In a change of policy for the Bush administration, the document states that, "A long-term, international investment in scientific study of the Earth climate is now resulting in a scientific consensus concerning climate change and its impacts on water resources."

For most of the time since the Bush administration took office in January 2001, officials denied the existence of a scientific consensus on climate change.

The EPA still does not regulate greenhouse gases such as carbon dioxide, although several regional groupings of U.S. states, Mexican states and Canadian provinces have begun to document greenhouse gas emissions and trade emissions permits.

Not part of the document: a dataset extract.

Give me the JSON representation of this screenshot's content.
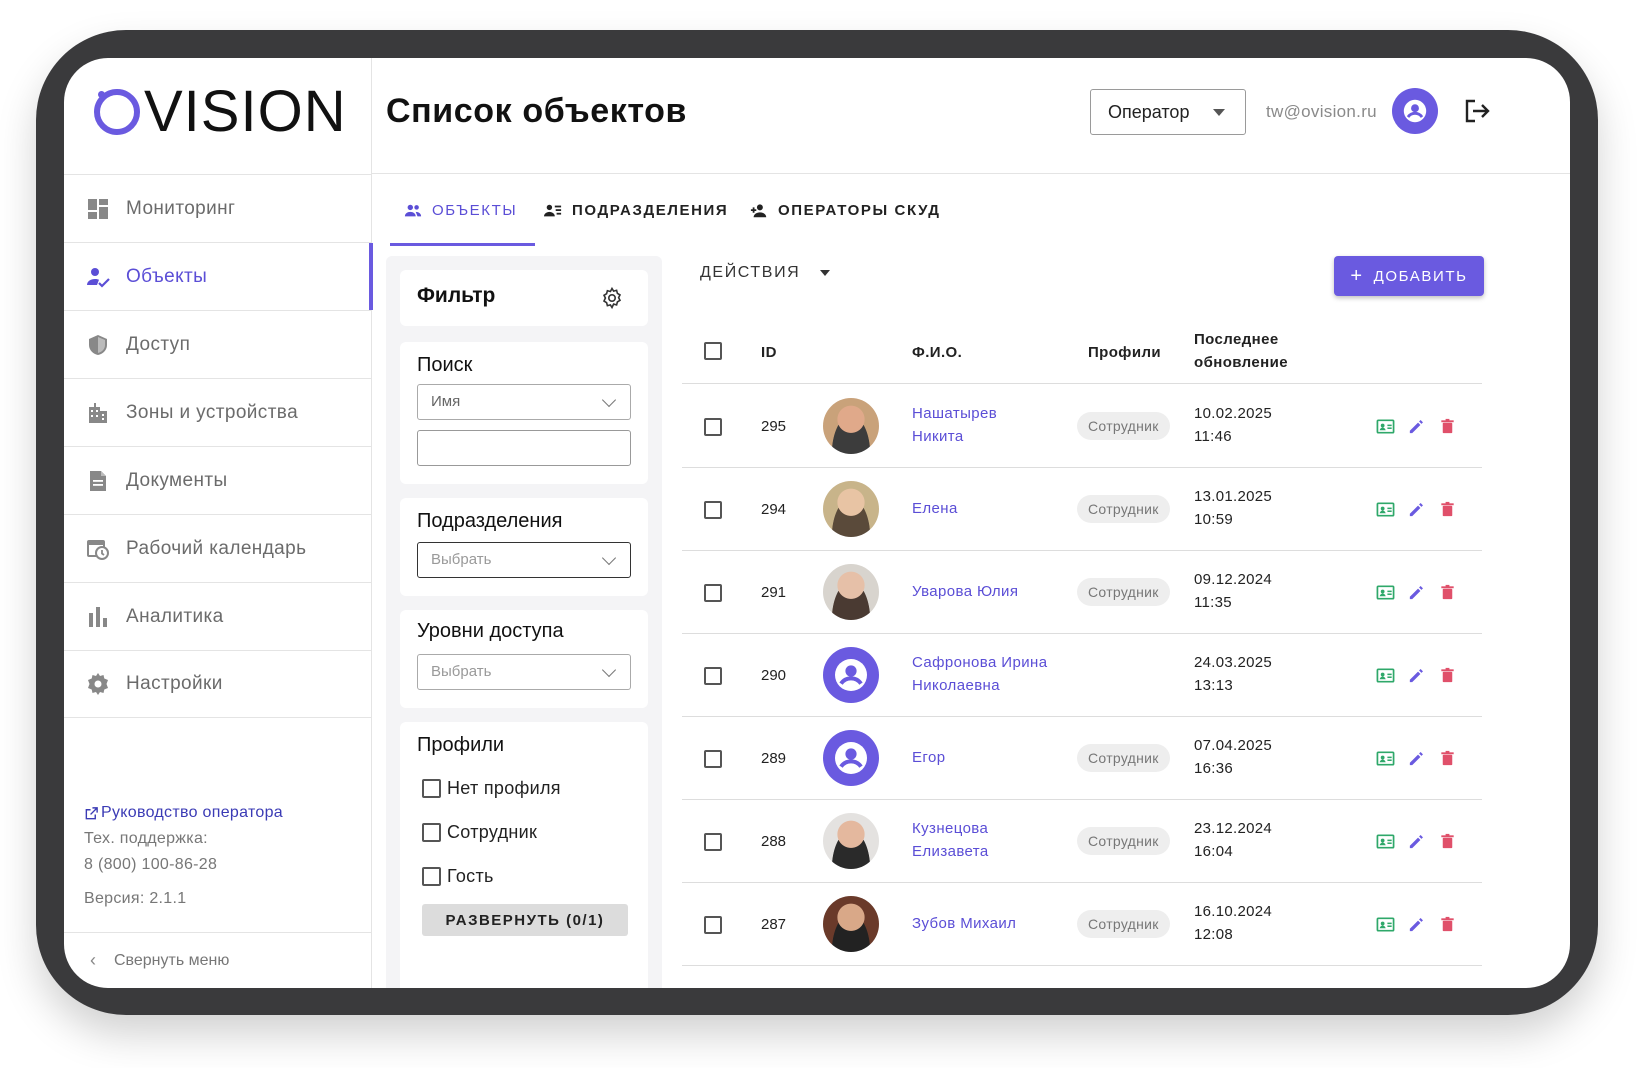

Now the EPA strategy document states, "EPA Administrator Stephen Johnson has identified 'clean energy and climate change' as a top agency priority, and EPA national and Regional offices are working to define strategies and actions in this area."

The new strategy focuses on 44 specific actions for the National Water Program to take in responding to climate change.

They fall within five topic areas - mitigation, adaptation, research, the education of water program professionals on climate change issues and management of climate change work within the National Water Program.

For instance, the strategy acknowledges that the EPA, states, and tribes implementing core water programs will need to continue to meet drinking water, clean water, and wetlands protection goals as the climate changes.

Warmer air and water, changes in weather patterns, and rising sea levels will create challenges that may require modifications to programs and new tools in order to sustain past progress and avoid new risks to human health and aquatic ecosystems.

In response, the National Water Program will:
• measure, minimize and manage the impacts of climate change on water resources using effective adaptation approaches and will be responsive in our standards and permitting programs
• be proactive in adapting watershed protection, wetlands, and infrastructure programs in light of climate change
• develop tools, standards and guidelines, and identify best practices to understand and measure the nature and magnitude of chemical, biological, and physical effects of climate change on water resources
• apply environmental science, technology, and information to guide and support proactive climate change planning and management

The National Water Program will evaluate new industry sectors, including biofuels, and existing effluent guidelines for industrial categories to assess the need for new or revised technology-based performance standards within the National Pollutant Discharge Elimination System.